Non-porous surfaces such as drywall and wood give the mould plenty of nooks and crannies to hide in, taking mould spores out of reach of even the most careful bleach scrub. The mould will simply re-grow from within these micro-crevices shortly after cleaning. In addition, bleach loses its ability to kill mould rapidly after it is manufactured. Lastly, bleach is a powerful chemical, posing risks to eyes and skin, and can be especially harmful to children.
If cleaning the mould from the wood has left stains behind, the stains may have to be sanded away. Using the finest sandpaper may get the job done. Some hardware stores sell small variety packs of different grit. Wearing protective gear is also necessary, as mould spores may be released during sanding, and they pose health risks. Inexpensive, adjustable N95 masks are available at hardware stores.
Another option is to have the wood removed, discarded, and replaced. Often, wood replacement takes less time and effort than one might expect compared to the labor intensiveness of cleaning large or difficult wooden surfaces.
Once the mould has been removed from the wooden items, a HEPA vacuum cleaner should be used to trap mould spores from the air. Most shop vacuums do not have a filter capable of trapping mould spores. Some household vacuums, such as those from Dyson, have built-in HEPA filtering, but caution must be used when emptying the debris into the trash.

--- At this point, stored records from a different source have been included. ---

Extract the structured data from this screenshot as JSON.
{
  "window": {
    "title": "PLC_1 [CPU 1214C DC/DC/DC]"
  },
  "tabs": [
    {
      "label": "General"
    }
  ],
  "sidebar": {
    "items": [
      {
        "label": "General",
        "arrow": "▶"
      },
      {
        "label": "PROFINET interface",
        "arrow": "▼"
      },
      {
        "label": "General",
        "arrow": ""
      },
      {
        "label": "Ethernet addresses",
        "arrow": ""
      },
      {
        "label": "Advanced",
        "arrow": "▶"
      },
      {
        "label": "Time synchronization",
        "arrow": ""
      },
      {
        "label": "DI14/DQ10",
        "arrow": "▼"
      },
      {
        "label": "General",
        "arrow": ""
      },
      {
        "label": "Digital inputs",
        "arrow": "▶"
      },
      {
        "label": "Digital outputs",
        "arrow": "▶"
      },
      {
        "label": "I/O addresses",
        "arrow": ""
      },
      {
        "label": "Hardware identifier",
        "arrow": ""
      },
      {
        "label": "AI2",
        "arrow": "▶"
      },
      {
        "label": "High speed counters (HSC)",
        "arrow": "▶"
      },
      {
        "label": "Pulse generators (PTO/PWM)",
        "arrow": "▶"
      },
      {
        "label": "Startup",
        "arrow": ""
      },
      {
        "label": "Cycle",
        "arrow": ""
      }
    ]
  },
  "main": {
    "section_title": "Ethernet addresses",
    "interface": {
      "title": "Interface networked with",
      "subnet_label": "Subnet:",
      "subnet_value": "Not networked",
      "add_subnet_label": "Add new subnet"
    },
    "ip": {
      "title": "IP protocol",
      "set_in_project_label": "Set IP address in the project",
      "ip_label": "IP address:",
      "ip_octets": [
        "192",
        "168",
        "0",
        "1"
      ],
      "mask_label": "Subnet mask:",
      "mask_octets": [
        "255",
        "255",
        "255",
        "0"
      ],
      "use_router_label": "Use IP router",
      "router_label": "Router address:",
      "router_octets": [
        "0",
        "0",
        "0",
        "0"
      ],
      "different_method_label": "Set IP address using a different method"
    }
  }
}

When unsure how to proceed, a professional mould remediation company should be contacted. They can help the owner decide if cleaning the mould is feasible or if replacement is preferable. They can also offer tips on techniques and products to use – or just handle the cleanup for the owner. The correct approach may save a property, but it might also help the owner prevent getting ill from the spores.
When it comes to mould growth problems, prevention is the best medicine. Controlling the indoor humidity and fixing water leaks helps a great deal. For mould remediation services in any property, the PuroClean team is standing by.